Solano County Hells Angels Member Pleads Guilty to Being a Felon in Possession of a Firearm
For Immediate Release
U.S. Attorney's Office, Eastern District of California
SACRAMENTO, Calif. — Dennis Killough Jr., 51, of Vacaville, pleaded guilty today to unlawfully possessing two firearms after being convicted of a felony crime, U.S. Attorney Phillip A. Talbert announced.
According to court documents, on Dec. 8, 2021, law enforcement officers executed a search warrant at Killough’s home as part of an investigation into a brutal beating at the clubhouse for the Vallejo chapter of the Hells Angels Motorcycle Club.

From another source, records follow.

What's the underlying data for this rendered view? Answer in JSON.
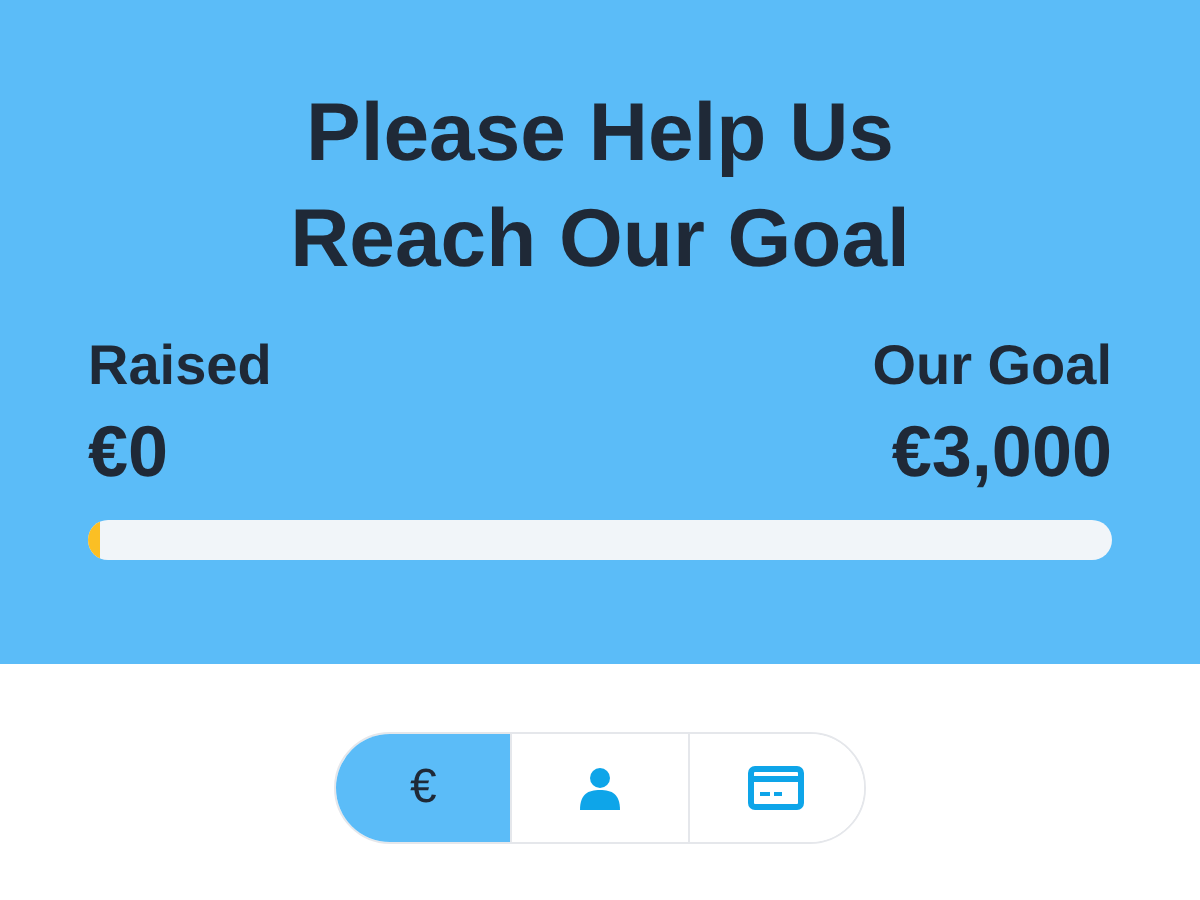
{
  "title": "Please Help Us Reach Our Goal",
  "raised": {
    "label": "Raised",
    "amount": "€0"
  },
  "goal": {
    "label": "Our Goal",
    "amount": "€3,000"
  },
  "progress": {
    "level": 0.012
  },
  "steps": [
    {
      "kind": "text",
      "text": "€",
      "selected": true
    },
    {
      "kind": "person",
      "selected": false
    },
    {
      "kind": "card",
      "selected": false
    }
  ]
}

In October 2021, two different victims—both of whom were members of a different motorcycle club that is considered a “puppet” (or subordinate) club of the Hells Angels—were beaten by Killough and other club members based on perceived infractions of the Hells Angels’ rules.
During the search of Killough’s home, law enforcement found two firearms, including a Taurus G2C 9 mm compact pistol and a Taurus model PT 745 Pro handgun. Killough has prior felony convictions, including previous firearm convictions, which prohibit him from possessing firearms.
This case is the product of an investigation by the Solano County District Attorney’s Office, the Solano County Sheriff’s Office, the Vacaville Police Department, the Federal Bureau of Investigation, and the Bureau of Alcohol, Tobacco, Firearms and Explosives. Assistant U.S. Attorneys Aaron D. Pennekamp and Jason Hitt are prosecuting the case.
Killough is scheduled to be sentenced on March 27, 2023, by U.S. District Judge Kimberly J. Mueller. Killough faces a maximum statutory penalty of 10 years in prison and a $250,000 fine. The actual sentence, however, will be determined at the discretion of the court after consideration of any applicable statutory factors and the Federal Sentencing Guidelines, which take into account a number of variables.
This case is part of Project Safe Neighborhoods (PSN), a program bringing together all levels of law enforcement and the communities they serve to reduce violent crime and gun violence, and to make our neighborhoods safer for everyone. On May 26, 2021, the U.S. Department of Justice launched a violent crime reduction strategy strengthening PSN based on these core principles: fostering trust and legitimacy in our communities, supporting community-based organizations that help prevent violence from occurring in the first place, setting focused and strategic enforcement priorities, and measuring the results.
Updated January 9, 2023
Project Safe Neighborhoods